Twitter bots, "automated social media accounts that interact with other users," accounted for a large part of the online discussion during the first presidential debate. Bots made up 22 percent of conversation about Hillary Clinton on the social media platform, and a whopping one third of Twitter conversation about Donald Trump.

Center for Public Integrity to Spin Off Journalism Arm
2 hours ago

The International Consortium of Investigative Journalists, the nonprofit that published the Panama Papers earlier this year, is being spun off from its parent organization, the Center for Public Integrity. According to a statement, "CPI’s Board of Directors has decided that enabling the ICIJ to chart its own course will help both journalistic teams build on the massive impact they have had as one organization."

EPA Didn’t Warn Flint Residents Soon Enough
2 hours ago

According to a new report, the Environmental Protection Agency waited too long before informing the residents of Flint, Mich. that their water was contaminated with lead. Written by the EPA's inspector general, it places blame squarely at the foot of the agency itself, saying it had enough information by June 2015 to issue an emergency order. However, the order wasn't issued until the end of January 2016.


Welcome to National Journal!

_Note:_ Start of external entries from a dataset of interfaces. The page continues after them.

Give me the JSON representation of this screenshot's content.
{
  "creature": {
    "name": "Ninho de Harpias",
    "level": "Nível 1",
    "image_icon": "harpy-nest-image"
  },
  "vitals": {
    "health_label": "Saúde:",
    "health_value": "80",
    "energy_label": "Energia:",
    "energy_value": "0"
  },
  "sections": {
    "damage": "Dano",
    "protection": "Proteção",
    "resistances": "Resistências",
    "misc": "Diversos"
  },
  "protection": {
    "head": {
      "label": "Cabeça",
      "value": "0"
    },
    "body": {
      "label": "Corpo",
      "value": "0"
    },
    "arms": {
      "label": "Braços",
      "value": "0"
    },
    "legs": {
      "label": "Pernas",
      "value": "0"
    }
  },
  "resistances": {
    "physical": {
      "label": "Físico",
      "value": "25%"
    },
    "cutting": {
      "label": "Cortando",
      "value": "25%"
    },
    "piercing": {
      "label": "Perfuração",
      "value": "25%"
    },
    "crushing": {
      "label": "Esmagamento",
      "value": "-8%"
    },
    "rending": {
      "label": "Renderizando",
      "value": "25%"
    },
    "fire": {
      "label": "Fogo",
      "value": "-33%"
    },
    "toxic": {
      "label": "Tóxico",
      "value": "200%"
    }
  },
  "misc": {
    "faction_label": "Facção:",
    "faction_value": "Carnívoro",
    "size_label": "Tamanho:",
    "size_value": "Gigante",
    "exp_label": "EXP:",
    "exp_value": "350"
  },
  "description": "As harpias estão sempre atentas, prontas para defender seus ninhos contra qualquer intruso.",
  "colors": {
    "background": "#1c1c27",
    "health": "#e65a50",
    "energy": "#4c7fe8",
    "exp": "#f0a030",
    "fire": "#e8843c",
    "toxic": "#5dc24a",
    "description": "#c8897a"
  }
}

You are currently accessing National Journal from IP access. Please login to access this feature. If you have any questions, please contact your Dedicated Advisor.